> PROBLEM REQUIREMENTS
Your answer should hold every line of the records below that contains the string "Page".

> SOURCE MATERIAL
○ ○ ○

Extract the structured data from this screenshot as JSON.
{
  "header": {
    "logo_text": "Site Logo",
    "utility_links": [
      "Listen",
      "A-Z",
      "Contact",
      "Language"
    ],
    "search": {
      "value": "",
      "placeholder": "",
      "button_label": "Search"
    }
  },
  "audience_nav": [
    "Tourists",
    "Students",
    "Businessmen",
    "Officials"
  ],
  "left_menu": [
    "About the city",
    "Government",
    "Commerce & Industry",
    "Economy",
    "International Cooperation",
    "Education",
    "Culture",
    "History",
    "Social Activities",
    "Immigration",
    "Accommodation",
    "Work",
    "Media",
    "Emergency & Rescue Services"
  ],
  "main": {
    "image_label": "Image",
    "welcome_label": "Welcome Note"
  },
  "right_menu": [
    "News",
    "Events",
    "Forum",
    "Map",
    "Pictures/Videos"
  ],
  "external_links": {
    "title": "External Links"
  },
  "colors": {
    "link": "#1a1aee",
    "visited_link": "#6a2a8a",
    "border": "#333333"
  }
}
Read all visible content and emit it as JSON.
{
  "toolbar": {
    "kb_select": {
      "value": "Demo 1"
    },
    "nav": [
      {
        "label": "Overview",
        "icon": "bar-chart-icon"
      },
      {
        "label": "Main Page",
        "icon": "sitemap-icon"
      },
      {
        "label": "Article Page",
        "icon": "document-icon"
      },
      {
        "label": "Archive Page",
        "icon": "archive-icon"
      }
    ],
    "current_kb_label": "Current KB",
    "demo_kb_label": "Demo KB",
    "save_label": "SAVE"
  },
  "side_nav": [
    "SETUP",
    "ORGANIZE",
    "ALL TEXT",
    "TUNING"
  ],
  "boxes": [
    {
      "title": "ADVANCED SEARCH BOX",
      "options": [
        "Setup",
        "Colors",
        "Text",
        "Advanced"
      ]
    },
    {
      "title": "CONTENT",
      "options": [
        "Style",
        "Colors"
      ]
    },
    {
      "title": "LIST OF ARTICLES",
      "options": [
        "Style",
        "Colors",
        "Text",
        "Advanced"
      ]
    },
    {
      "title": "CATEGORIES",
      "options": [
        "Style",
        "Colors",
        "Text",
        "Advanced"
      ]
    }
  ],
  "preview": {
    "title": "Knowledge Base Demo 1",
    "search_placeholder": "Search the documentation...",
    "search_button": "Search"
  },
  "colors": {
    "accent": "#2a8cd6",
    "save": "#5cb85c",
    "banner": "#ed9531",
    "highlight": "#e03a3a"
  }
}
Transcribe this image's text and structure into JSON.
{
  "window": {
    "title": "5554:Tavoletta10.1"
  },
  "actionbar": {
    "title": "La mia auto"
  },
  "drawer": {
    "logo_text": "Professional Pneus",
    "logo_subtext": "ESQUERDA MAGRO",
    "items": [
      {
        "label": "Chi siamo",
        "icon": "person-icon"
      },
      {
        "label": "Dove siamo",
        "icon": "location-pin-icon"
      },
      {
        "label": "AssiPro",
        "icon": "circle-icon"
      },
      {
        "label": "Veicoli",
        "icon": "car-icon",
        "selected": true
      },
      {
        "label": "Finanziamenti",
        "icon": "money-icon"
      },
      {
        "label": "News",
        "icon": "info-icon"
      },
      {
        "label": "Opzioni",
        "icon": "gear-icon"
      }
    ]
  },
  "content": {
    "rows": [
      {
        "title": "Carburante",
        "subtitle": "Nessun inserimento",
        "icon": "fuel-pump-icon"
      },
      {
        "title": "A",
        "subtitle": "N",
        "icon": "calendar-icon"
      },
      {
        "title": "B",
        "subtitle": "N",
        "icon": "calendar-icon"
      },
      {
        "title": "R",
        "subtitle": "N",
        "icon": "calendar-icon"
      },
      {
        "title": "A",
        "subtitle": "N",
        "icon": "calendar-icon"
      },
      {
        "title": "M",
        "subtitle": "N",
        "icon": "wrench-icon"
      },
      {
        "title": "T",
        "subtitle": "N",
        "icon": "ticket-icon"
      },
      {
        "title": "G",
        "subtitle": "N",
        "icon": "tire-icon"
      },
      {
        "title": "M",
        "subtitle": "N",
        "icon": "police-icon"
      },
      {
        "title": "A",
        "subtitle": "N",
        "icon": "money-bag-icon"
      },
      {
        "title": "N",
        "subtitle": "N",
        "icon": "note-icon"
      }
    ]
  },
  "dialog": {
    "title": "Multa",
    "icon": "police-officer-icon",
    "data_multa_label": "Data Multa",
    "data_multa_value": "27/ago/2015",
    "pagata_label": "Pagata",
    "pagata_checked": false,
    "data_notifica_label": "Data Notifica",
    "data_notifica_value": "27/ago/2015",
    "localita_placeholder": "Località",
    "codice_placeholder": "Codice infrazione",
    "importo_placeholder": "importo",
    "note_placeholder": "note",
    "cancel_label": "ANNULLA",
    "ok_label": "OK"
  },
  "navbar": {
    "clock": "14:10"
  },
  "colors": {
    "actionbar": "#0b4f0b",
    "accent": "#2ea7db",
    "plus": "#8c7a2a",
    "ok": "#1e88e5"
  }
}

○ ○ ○

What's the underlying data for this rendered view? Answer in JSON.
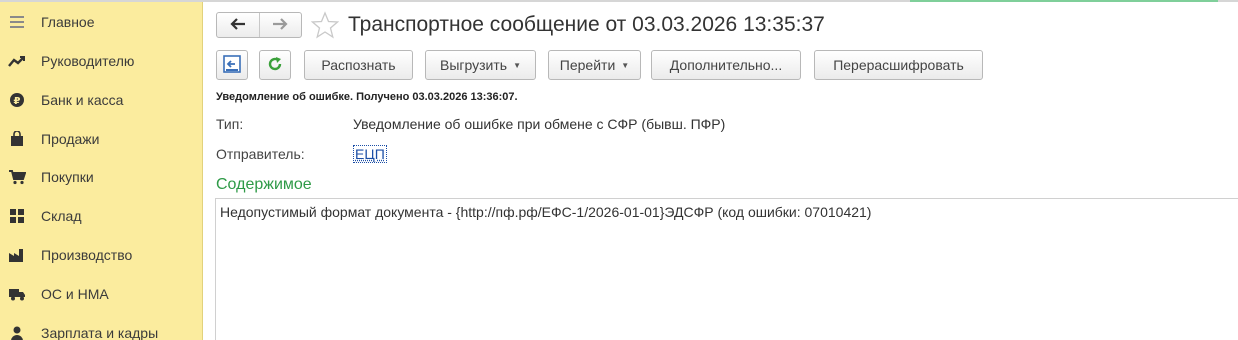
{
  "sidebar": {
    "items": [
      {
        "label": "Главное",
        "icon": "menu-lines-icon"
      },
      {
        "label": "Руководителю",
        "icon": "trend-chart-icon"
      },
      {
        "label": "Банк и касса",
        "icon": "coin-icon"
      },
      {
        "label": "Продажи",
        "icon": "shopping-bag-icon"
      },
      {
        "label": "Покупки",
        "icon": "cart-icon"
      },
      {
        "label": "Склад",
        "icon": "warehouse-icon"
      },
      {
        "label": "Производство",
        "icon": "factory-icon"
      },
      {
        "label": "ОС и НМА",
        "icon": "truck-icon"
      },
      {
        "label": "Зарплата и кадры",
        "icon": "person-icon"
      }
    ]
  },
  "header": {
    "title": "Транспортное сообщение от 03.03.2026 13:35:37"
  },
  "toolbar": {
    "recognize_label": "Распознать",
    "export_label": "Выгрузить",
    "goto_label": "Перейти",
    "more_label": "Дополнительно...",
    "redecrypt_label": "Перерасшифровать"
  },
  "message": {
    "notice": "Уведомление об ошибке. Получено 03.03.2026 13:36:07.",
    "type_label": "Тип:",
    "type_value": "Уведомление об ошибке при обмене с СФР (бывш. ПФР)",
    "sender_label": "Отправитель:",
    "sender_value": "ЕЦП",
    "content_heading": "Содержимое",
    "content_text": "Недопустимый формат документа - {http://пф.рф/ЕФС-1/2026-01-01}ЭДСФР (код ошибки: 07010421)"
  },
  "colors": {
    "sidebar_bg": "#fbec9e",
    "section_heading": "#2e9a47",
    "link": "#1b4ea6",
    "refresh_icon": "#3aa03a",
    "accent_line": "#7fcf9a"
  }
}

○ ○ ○

> ANSWER BOX
        "label": "Main Page",
        "label": "Article Page",
        "label": "Archive Page",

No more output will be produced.